Erin and Tyler, proprietors of Hiatus Campers (briefly called Rogue Campers) met while attending the University of Washington. After graduating, the couple decided to take a much needed brake to travel around BC and the West coast. Like many folks, they started out with a traditional truck cap and drawer system. After a rainy Autumn season, they grew tired of cramped interior and dreamed up plans to make a pop up truck camper.
You can still see the original camper being used on their personal Instagram account: @get.the.truck.out.
This camper took them on the long trip from Seattle to Central Mexico and is still in service today. Of course, after spending so much time with their custom unit, they decided to make some changes. These changes would eventually lead to their first full production model and a new business.
The top section is approximately 8” when closed and can be raised by one person in under 30 seconds, thanks to the assistance of four large gas struts. The rear entryway can be optioned out with either barn doors (pictured above) or a single vertical door that closes against the truck’s tailgate. The exterior can be fitted with a number of option including awnings, propane tanks, or fuel cans to name a few. There is a hatch on the driver side to access items inside the camper without having to climb in. This also allows for a ton of fresh air to enter the camper, and a great way to take in the views from camp.
All exterior panels are insulated with a closed cell composite material which helps keep the interior warm and dry, regardless of the weather. By combining lightweight composite and aluminum materials, the camper weight remains just under 400 lbs for the midsize unit, and just under 500 lbs for the full size version.
The interior can either be left empty for the customer to fit out themselves, or fully customized to meet the specific needs of the individual. Lead times for just the shell are approximately 5-7 weeks with custom cabinetry adding additional time depending on the complexity of the build. Prices for the empty shell starts at just south of $12,000 for the midsize model.
If you need extra space inside the truck bed area, the sliding door cabinets on the passenger side (top left in photo above) can collapse flat in a matter of seconds, with the doors nesting inside.
(Above )Here is a shot of the cabinets collapsed to make more room for bikes, small motorcycles or surfboards.
The front section has room for a small table for eating and can double as a desk for you workaholics out there. The attic is a great place to sit and relax while your partner cooks, changes clothes or moves around the camper. It’s also an excellent spot to settle in with your favorite book after a long day of hiking or surfing. Here you can see the optional Fantastic Fan on the ceiling.
When it comes time to pass out, the base of the bed slides out creating a 50” x 74” mattress, full size truck models are slightly larger.
Overall, the Hiatus Camper looks to be an absolute knockout. The price places it between a GFC, Vagabond Drifter or an AT Summit, and a Four Wheel Camper. Their ace in the hole lies in the hard side pop top, something that’s absent in the rest of the market.

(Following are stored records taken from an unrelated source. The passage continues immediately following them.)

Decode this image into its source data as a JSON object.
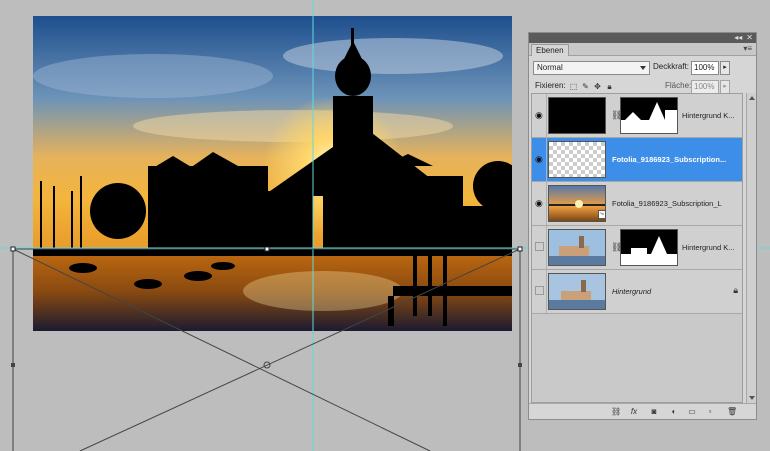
{
  "panel": {
    "tab_label": "Ebenen",
    "blend_mode": "Normal",
    "opacity_label": "Deckkraft:",
    "opacity_value": "100%",
    "lock_label": "Fixieren:",
    "fill_label": "Fläche:",
    "fill_value": "100%"
  },
  "layers": [
    {
      "name": "Hintergrund K...",
      "visible": true,
      "selected": false,
      "has_mask": true
    },
    {
      "name": "Fotolia_9186923_Subscription...",
      "visible": true,
      "selected": true,
      "has_mask": false
    },
    {
      "name": "Fotolia_9186923_Subscription_L",
      "visible": true,
      "selected": false,
      "has_mask": false
    },
    {
      "name": "Hintergrund K...",
      "visible": false,
      "selected": false,
      "has_mask": true
    },
    {
      "name": "Hintergrund",
      "visible": false,
      "selected": false,
      "has_mask": false,
      "locked": true
    }
  ],
  "colors": {
    "selection": "#3d8ee9",
    "guide": "#62d9dc",
    "canvas_bg": "#bdbdbd"
  }
}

The layout of the windows, barn doors and side hatch really help the Hiatus to feel open and more connected the outdoors, and provides a solid base to outfit the camper in a number of interesting ways. It appears as though Erin and Tyler are really on to something here!
To learn more about Hiatus Campers, visit www.hiatuscampers.com
Images by Hiatus Campers